Lam et al discussed the prevalence of non-prescription medications and dietary supplements among 45 residents at two assisted-living facilities in the USA. The authors revealed that participants used a mean of 3.4 products. Product classes used by residents, based on frequency, were nutritional supplements (32% of products), followed by gastrointestinal products (17%), analgesics (16.3%), herbal products (14.4%), topical agents (12%), and cold/cough products (8.5%). The potential misuse of products was detected among 51% of these participants. Duplication (70%), potential drug/disease/food interactions (20.8%), and other inappropriate use (9.1%) were misuse patterns documented. Approximately three-quarters of these participants believed that consuming these products helped maintain their health. Nearly 50% of participants wanted more product information. Almost half of the residents received product information from friends and family. Only 40% of these participants turned to their physicians and nurses for information, whereas 11% asked pharmacists for advice.5
Known treatment modalities for vitamin D intoxication-related hypercalcaemia include discontinuation of vitamin D, hydration, establishing a low calcium-containing diet, steroids, and possible bisphosphonate therapy (agents that inhibit osteoclastic activities, thereby reducing serum calcium). Radiologic exclusion of complications, including nephrocalcinosis, should be undertaken. Further regulatory measures and education of the populace can help kerb the misuse of nutritional supplements to avoid untoward complications.6
Patients are encouraged to seek the opinion of their general practitioners regarding any alternative therapy or over-the-counter medications they may be taking or desire to initiate.
Nutritional causes of hypercalcaemia should always be excluded early in patients before investigating alternate pathological causes.
This case report further highlights the potential toxicity of supplements that are largely considered safe until taken in unsafe amounts or in unsafe combinations.
Patient consent for publication

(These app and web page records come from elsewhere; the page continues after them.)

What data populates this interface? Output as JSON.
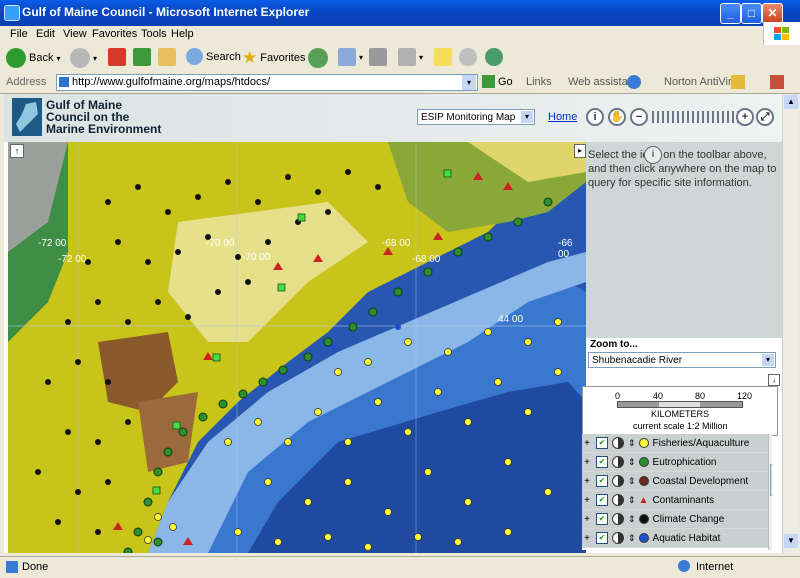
{
  "window": {
    "title": "Gulf of Maine Council - Microsoft Internet Explorer"
  },
  "menu": [
    "File",
    "Edit",
    "View",
    "Favorites",
    "Tools",
    "Help"
  ],
  "toolbar": {
    "back_label": "Back",
    "search_label": "Search",
    "favorites_label": "Favorites"
  },
  "addressbar": {
    "label": "Address",
    "url": "http://www.gulfofmaine.org/maps/htdocs/",
    "go_label": "Go",
    "links_label": "Links",
    "web_assistant_label": "Web assistant",
    "antivirus_label": "Norton AntiVirus"
  },
  "page": {
    "logo_text": "Gulf of Maine Council on the Marine Environment",
    "map_select_value": "ESIP Monitoring Map",
    "home_label": "Home",
    "info_text": "Select the   icon on the toolbar above, and then click anywhere on the map to query for specific site information.",
    "info_icon_glyph": "i",
    "zoom_label": "Zoom to...",
    "zoom_value": "Shubenacadie River",
    "scale": {
      "ticks": [
        "0",
        "40",
        "80",
        "120"
      ],
      "unit": "KILOMETERS",
      "current": "current scale 1:2 Million"
    },
    "map_labels": {
      "lon_72a": "-72 00",
      "lon_72b": "-72 00",
      "lon_70a": "-70 00",
      "lon_70b": "-70 00",
      "lon_68a": "-68 00",
      "lon_68b": "-68 00",
      "lon_66": "-66 00",
      "lat_44": "44 00"
    },
    "layers": [
      {
        "label": "Fisheries/Aquaculture",
        "marker": "yellow-circle",
        "color": "#ffff33"
      },
      {
        "label": "Eutrophication",
        "marker": "green-circle",
        "color": "#2f8f2f"
      },
      {
        "label": "Coastal Development",
        "marker": "brown-circle",
        "color": "#6b2a1a"
      },
      {
        "label": "Contaminants",
        "marker": "red-triangle",
        "color": "#cc2222"
      },
      {
        "label": "Climate Change",
        "marker": "black-circle",
        "color": "#111111"
      },
      {
        "label": "Aquatic Habitat",
        "marker": "blue-circle",
        "color": "#1f4fd0"
      }
    ]
  },
  "status": {
    "left": "Done",
    "zone": "Internet"
  }
}
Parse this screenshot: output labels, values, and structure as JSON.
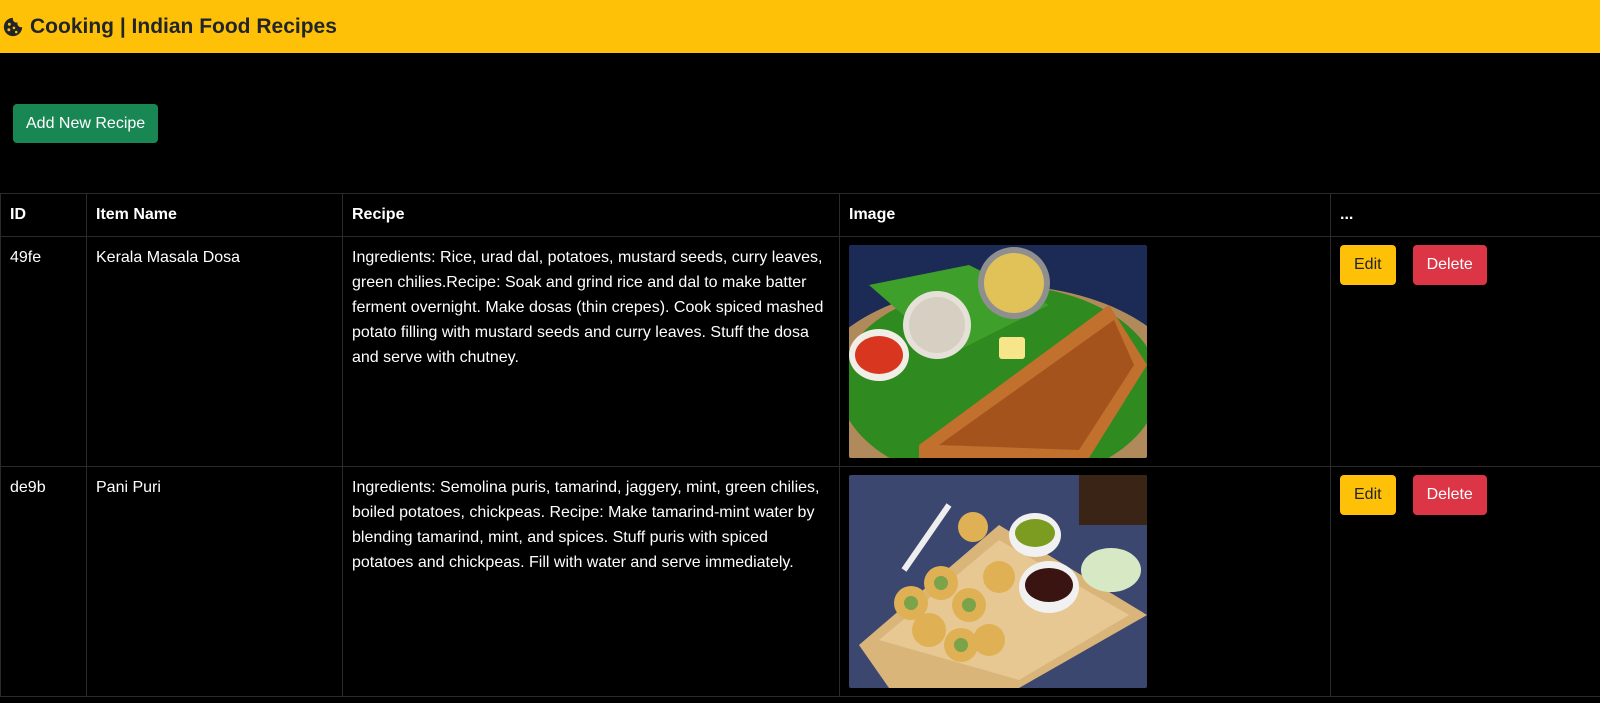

The authors thank their patient for granting consent towards this publication and thereby promoting medical knowledge. We would also like to thank Editage (www.editage.com) for English language editing.
Contributors AA identified this case as being suitable for possible reporting. He was also involved in the planning, patient’s consenting process, acquisition of data, analysis and interpretation of data. RM was involved in the planning sessions for this case report. He was also involved in data analysis and manuscript development. He is the submitting author for this case report and will be managing correspondence on behalf of other co-authors. AM was involved in the planning sessions for this case report. He was involved in obtaining the patient’s consent for this report. He also participated in the acquisition of data for this report. NN was involved in the planning for this case report, as well as in manuscript development.
Funding The authors have not declared a specific grant for this research from any funding agency in the public, commercial or not-for-profit sectors.
Case reports provide a valuable learning resource for the scientific community and can indicate areas of interest for future research. They should not be used in isolation to guide treatment choices or public health policy.
Competing interests None declared.
Provenance and peer review Not commissioned; externally peer reviewed.